The Party's Over
Salary cap realities could bring Dallas back down to earth
Greene's ill-timed brag
Walsh's tough task
While Reba McEntire and her-band entertained the 2,500 guests at the Cowboys' victory party on Sunday night, Dallas vice president Stephen Jones took time from the celebrating to ponder the Cowboys' future. As Dallas's salary capologist, Jones is the guy responsible for having signed all but two of the Cowboys' stars—Super Bowl MVP cornerback Larry Brown and safety Darren Woodson—to long-term deals.
But Jones, 31, is also the son of Dallas owner Jerry Jones, and sometimes that's the hardest part of his job. One night last September when Stephen and Jerry were negotiating with Deion Sanders's agent, Eugene Parker, Stephen wanted to pop his father in the jaw. Stephen had carefully planned the Cowboys' salary structure to ensure long-term success, and Jerry wanted to give Sanders a potentially cap-wrecking $13 million bonus. The Joneses were in one room of a suite in the Mansion at Turtle Creek in Dallas, heatedly discussing their options, while Parker was on the phone with his client in another room.

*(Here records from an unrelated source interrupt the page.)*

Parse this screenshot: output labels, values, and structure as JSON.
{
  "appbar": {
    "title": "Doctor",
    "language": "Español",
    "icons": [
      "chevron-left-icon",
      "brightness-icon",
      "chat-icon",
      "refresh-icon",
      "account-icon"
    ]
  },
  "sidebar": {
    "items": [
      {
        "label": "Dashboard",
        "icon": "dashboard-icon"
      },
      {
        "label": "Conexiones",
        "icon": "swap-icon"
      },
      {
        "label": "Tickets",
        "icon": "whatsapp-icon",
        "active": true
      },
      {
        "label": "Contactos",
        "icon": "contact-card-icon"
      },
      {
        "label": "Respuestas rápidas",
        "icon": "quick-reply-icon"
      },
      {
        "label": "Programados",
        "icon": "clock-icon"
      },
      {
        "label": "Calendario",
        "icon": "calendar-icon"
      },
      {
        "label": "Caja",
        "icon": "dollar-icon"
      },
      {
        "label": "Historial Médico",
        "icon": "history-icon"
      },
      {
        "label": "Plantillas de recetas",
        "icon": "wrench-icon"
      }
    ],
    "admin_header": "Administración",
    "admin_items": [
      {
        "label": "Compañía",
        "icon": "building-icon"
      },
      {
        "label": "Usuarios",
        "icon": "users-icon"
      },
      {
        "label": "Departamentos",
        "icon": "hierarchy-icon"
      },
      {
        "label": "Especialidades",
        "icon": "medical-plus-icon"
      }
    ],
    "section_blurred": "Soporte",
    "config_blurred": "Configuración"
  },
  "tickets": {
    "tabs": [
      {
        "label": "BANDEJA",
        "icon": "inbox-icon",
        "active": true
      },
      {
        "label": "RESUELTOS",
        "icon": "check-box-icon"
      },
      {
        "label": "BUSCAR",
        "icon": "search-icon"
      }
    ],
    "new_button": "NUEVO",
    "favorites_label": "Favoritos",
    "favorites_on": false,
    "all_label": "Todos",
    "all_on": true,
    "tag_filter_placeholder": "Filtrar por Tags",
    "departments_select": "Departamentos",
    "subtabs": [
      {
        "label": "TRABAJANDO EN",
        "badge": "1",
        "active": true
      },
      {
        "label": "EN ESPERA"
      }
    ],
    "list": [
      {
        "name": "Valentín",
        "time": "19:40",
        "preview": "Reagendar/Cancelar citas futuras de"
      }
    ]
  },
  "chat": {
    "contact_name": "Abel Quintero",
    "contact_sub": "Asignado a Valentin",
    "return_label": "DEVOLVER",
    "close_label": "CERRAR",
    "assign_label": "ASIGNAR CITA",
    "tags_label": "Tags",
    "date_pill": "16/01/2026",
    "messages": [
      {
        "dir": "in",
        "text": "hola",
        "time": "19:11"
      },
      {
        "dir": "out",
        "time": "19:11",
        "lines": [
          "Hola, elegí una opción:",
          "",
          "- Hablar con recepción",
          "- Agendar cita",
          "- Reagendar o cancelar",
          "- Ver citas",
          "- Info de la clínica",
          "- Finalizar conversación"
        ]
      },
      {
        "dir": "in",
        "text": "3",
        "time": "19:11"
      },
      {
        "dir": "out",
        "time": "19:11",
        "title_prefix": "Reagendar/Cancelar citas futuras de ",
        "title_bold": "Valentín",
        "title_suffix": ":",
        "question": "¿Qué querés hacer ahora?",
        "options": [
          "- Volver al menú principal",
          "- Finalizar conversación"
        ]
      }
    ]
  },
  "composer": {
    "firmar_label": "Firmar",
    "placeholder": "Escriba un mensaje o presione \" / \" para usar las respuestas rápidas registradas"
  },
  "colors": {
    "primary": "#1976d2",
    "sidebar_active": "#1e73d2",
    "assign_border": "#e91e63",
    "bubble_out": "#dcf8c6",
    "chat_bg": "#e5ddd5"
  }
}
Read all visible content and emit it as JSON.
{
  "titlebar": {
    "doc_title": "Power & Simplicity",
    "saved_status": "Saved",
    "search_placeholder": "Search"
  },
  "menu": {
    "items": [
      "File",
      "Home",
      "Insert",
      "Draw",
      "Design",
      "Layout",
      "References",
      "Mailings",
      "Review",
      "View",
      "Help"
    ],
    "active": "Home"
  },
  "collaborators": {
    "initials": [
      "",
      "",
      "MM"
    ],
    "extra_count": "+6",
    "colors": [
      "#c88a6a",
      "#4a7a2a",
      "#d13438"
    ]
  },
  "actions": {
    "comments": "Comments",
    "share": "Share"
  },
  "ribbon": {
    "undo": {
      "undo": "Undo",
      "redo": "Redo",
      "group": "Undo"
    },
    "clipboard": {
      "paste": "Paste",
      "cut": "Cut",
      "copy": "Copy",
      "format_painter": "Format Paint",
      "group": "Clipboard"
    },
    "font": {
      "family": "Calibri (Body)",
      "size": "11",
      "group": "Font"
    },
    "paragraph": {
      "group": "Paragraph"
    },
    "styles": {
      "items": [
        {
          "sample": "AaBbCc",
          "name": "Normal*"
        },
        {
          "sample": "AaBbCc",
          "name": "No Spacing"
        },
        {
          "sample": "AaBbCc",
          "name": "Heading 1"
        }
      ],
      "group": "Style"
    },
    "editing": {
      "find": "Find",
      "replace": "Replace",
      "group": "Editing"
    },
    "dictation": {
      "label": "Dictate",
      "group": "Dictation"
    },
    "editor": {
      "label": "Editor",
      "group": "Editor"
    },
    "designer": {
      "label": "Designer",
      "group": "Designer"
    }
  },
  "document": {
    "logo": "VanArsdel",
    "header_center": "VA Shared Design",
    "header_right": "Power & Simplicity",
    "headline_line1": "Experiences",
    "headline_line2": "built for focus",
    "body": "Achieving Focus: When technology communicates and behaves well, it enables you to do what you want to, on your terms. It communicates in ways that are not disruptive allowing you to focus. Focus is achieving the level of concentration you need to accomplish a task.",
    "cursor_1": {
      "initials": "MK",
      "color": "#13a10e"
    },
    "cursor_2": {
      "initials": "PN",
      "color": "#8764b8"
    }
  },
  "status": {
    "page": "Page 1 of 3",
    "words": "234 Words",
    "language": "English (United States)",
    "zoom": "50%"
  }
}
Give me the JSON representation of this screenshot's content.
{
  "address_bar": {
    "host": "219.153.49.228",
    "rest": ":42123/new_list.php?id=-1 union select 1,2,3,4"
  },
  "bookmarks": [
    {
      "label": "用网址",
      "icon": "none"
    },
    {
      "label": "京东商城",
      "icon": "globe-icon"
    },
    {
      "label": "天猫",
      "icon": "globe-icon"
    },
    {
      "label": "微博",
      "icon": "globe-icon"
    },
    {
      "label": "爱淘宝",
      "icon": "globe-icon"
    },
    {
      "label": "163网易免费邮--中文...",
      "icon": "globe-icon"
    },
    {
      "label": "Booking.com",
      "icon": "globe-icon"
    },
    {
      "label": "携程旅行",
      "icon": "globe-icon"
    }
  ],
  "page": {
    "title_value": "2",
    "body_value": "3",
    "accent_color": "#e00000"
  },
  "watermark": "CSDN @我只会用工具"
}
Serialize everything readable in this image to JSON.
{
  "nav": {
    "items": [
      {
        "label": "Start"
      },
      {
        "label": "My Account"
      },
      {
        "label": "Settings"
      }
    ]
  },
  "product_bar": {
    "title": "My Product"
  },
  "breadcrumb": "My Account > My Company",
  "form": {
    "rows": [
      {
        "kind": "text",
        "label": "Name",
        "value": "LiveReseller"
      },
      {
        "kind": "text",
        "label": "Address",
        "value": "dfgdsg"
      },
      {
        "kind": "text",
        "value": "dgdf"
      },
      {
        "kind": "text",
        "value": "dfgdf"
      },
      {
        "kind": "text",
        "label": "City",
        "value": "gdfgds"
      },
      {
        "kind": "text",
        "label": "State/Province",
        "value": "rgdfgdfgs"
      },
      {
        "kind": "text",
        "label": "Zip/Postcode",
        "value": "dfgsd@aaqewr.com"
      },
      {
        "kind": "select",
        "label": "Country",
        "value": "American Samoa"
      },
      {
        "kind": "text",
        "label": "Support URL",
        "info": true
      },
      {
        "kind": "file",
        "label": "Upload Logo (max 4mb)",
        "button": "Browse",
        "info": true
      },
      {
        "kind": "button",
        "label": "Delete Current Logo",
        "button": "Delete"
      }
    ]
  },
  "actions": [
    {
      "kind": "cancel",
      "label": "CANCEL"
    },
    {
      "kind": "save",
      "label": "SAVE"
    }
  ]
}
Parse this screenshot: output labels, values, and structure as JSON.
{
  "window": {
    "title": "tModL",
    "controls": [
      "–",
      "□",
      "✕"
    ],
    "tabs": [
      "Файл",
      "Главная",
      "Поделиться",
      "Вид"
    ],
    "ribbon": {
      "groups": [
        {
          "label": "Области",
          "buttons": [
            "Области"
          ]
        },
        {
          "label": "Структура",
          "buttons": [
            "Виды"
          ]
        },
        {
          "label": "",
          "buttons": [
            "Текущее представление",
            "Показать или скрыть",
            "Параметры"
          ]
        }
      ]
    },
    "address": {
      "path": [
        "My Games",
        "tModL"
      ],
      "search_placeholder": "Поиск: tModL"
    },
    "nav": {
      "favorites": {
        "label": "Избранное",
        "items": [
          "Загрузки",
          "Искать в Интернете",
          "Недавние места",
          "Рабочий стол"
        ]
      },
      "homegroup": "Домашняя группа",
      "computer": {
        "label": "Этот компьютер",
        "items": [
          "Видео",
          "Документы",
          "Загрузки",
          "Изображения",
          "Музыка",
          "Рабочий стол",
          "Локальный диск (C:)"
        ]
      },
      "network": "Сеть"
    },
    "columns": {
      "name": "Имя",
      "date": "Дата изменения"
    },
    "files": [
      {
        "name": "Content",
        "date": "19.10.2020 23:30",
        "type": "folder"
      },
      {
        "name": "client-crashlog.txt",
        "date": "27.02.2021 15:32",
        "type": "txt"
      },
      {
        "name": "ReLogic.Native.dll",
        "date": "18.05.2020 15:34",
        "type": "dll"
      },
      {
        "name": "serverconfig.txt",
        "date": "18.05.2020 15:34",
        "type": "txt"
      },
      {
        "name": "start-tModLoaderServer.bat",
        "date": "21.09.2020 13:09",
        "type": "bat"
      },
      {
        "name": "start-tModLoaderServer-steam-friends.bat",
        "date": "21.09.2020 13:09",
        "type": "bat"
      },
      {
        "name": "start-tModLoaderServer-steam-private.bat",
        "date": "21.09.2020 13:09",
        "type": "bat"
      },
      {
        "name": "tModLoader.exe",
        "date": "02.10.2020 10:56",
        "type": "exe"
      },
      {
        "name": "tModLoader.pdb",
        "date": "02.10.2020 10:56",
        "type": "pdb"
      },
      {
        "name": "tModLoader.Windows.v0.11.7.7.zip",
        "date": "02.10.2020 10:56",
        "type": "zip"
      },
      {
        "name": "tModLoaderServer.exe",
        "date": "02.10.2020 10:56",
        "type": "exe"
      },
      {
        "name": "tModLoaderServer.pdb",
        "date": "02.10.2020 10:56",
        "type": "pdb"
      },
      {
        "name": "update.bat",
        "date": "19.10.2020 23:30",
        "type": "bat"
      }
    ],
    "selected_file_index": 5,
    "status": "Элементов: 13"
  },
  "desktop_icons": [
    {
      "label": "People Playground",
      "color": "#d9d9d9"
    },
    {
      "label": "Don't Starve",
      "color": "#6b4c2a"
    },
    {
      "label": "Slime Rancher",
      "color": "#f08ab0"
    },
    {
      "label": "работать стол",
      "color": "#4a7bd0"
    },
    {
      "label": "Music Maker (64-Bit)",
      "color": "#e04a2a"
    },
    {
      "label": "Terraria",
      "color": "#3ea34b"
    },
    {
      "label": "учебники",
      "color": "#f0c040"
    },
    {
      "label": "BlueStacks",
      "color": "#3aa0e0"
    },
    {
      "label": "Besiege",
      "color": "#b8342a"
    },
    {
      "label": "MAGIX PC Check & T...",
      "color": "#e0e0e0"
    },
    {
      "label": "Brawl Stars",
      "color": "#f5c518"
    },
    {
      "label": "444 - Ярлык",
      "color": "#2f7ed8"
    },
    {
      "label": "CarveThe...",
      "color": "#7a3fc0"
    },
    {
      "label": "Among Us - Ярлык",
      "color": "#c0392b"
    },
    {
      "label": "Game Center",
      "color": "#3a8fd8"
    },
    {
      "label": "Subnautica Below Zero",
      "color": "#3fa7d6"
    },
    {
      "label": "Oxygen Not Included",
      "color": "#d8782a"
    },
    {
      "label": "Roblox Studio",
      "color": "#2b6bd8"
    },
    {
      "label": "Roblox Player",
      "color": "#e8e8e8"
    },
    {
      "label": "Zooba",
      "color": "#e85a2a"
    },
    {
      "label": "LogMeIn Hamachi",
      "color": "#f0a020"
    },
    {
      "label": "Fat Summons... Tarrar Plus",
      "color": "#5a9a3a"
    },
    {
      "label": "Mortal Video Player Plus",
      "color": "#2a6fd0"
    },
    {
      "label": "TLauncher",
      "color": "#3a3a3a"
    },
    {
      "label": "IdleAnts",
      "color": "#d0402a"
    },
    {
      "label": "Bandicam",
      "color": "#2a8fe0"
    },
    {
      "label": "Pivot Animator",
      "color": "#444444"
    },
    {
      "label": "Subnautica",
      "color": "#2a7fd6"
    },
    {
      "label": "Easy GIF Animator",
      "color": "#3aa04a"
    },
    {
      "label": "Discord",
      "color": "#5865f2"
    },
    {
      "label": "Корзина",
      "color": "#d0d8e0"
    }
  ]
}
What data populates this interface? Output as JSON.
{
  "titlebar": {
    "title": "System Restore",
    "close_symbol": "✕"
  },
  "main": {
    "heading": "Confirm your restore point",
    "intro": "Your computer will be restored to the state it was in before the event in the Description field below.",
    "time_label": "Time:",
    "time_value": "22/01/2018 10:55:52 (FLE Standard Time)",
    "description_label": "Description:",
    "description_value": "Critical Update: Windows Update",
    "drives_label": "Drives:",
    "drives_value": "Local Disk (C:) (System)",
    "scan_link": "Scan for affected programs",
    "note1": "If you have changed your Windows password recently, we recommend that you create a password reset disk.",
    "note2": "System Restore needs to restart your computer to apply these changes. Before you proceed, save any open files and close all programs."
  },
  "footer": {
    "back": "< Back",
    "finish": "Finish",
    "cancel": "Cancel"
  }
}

When Jerry decided to pay Sanders the enormous bonus, he started walking toward Parker's room. Stephen, however, blocked his path and balled up his fists.
"Stephen," Jerry said incredulously, "what are you going to do, hit me?"
"I'm thinking about it!" Stephen said.
"Get out of the way," Jerry said. "I'm going to make the deal."
The rest is history: Sanders signed a seven-year, $35 million contract (including that $13 million up front), the Cowboys went on to win their third Super Bowl in four years, and Stephen laughed about the incident on Sunday night. "Hey, it paid off," he said. "We won. When you're in position to win, you have to do everything you can to try to get there, which is what we did."
The party won't last for the Joneses and the Cowboys, because numbers don't lie. In 1996 Dallas has 36 players under contract at a total outlay of $40 million, roughly $2 million under the estimate for next season's salary cap. Every offensive starter is signed, though the Cowboys will likely reward running back Emmitt Smith and quarterback Troy Aikman by extending their contracts. Look for Dallas to offer Smith and Aikman big signing bonuses, which would give the Cowboys some cap relief in the short run because bonuses are prorated over the life of the contract. However, giving so many players large signing bonuses will eventually wreak havoc on the Cowboys' salary cap in future years.
In fact, the defense could be razed soon. Doubtful to return next season because Dallas won't have room under the cap to re-sign them to handsome raises are Brown, Woodson, linebackers Dixon Edwards and Robert Jones, safety Brock Marion and defensive tackle Russell Maryland. And Brown's price tag jumped even higher with his two-interception performance against the Steelers.